Echo chamber: it’s a term we’ll likely hear more of as newsfeeds grow more personalized and Google searches more predictive. The Bible tells us, “We all, like sheep, have gone astray; each of us has turned to our own way” or, perhaps more appropriately, to our own newsfeeds. We settle into an echo chamber that sings the songs we like to hear, the songs of self-justification and righteousness; like Willy Loman, we prefer stories of greatness and goodness even as the bankruptcy of these assumptions is imminent.

But there is someone who tells a different story about us; it is a story much bigger, yet much simpler than the ones we tell about ourselves. You could Sparknotes your way through it and still hear. It is the story of a God who (absolutely) loves us, no matter what. It is the story of Jesus dying so that we might live. In Sally-Lloyd Jones’ Jesus Storybook Bible, Jesus tells his disciples:

“This is how God will rescue the whole world. My life will break and God’s broken world will mend. My heart will tear apart—and your hearts will heal…I won’t be with you long,” he said. “You are going to be very sad. But God’s Helper will come. And then you’ll be filled up with a Forever Happiness that won’t ever leave. So don’t be afraid. You are my friends and I love you.”

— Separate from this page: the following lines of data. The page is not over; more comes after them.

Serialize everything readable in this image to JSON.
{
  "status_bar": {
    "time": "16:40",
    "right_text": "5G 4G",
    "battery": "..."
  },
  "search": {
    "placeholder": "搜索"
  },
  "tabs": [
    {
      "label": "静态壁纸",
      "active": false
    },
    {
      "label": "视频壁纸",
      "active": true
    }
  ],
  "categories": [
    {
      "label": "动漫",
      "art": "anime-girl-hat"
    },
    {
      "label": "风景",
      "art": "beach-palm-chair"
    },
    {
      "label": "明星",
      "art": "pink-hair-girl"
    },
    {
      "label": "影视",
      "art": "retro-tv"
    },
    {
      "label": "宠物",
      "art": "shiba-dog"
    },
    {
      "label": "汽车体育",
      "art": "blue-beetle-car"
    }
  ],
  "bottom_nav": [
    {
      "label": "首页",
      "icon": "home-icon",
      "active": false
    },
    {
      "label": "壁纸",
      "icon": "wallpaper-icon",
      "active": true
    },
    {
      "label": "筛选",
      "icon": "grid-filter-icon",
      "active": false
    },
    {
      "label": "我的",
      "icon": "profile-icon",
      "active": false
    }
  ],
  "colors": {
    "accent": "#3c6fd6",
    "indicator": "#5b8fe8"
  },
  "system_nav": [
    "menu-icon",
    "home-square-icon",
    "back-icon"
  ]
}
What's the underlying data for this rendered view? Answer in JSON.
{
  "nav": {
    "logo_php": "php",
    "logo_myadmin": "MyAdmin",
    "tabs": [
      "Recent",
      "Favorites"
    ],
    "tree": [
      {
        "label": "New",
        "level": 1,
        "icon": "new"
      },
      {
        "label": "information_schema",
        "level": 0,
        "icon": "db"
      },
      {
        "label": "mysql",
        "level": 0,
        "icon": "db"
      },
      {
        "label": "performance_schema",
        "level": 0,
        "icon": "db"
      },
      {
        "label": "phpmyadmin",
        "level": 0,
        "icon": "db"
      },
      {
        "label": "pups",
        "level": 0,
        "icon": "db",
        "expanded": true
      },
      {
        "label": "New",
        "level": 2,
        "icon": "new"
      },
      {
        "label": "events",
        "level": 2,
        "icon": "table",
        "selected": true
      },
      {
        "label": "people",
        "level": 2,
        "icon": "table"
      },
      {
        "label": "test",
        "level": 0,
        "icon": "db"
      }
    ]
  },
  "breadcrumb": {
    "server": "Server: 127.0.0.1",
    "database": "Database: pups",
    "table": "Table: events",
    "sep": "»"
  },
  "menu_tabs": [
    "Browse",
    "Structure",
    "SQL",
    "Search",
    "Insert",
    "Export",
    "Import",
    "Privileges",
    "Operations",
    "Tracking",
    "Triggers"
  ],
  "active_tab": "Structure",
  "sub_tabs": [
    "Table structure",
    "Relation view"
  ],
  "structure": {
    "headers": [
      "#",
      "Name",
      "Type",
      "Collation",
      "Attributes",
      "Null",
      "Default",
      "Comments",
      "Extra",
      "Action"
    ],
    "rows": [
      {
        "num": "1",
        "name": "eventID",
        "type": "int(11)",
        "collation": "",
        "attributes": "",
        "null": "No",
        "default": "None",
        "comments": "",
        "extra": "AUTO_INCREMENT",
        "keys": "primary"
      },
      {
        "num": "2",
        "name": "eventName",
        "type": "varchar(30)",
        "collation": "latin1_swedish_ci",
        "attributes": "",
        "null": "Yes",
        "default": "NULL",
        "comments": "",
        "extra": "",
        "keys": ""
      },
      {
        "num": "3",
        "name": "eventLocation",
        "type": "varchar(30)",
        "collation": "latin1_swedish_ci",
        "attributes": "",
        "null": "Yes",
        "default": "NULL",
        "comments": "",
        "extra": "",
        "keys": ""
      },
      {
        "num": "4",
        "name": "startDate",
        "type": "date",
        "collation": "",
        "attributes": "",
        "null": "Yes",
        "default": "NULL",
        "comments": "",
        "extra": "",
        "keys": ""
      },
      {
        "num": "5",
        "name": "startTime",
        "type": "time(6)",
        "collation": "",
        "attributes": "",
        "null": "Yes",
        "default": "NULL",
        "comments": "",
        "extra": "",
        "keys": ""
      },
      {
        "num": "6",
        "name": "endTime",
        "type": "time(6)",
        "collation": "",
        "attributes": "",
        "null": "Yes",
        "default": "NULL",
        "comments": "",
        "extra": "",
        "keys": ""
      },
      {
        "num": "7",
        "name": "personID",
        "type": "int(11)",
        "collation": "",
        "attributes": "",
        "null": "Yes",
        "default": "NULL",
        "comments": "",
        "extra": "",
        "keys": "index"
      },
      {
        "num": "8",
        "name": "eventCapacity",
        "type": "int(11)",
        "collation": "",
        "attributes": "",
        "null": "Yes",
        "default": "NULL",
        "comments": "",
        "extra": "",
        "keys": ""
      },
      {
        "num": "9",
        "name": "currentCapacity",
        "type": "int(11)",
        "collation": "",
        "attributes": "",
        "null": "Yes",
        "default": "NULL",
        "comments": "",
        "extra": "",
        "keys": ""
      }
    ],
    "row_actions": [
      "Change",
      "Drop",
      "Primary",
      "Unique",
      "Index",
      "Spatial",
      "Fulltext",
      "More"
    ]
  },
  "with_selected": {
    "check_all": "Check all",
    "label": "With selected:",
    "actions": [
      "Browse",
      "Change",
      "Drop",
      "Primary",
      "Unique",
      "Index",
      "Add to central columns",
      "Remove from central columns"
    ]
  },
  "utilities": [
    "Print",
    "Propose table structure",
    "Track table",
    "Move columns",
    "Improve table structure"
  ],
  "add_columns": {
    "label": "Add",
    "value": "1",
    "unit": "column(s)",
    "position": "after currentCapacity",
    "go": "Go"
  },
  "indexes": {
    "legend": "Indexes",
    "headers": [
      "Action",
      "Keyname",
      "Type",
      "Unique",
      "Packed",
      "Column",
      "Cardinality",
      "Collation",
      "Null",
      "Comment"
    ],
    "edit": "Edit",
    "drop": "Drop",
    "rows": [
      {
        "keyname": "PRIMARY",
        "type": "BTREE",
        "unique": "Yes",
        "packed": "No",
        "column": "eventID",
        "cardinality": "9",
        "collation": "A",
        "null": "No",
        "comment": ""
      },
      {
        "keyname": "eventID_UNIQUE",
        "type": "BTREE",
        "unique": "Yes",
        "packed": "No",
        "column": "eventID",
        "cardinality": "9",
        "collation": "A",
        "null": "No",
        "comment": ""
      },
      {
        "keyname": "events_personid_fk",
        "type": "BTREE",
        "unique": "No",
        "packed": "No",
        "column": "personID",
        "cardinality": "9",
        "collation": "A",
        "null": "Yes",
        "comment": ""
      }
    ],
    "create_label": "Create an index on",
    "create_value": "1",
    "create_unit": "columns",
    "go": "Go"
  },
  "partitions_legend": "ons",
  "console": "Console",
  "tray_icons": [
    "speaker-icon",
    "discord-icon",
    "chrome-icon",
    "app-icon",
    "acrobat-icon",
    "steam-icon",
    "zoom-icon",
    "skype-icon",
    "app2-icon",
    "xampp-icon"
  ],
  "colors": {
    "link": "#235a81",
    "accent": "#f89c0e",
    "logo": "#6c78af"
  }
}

It is the story of death and resurrection, of judgement and love, of the lost being found; the story of the old passing away, and the new taking its place. It is the story of the death of a salesman, and the raising of a free man. It is the story that tells us that our stories are none of our business, that our stories don’t belong to us, and that the real story is coming to us. It is an echo-chamber, to be sure, so that we may be always reminded of the love that was given for us.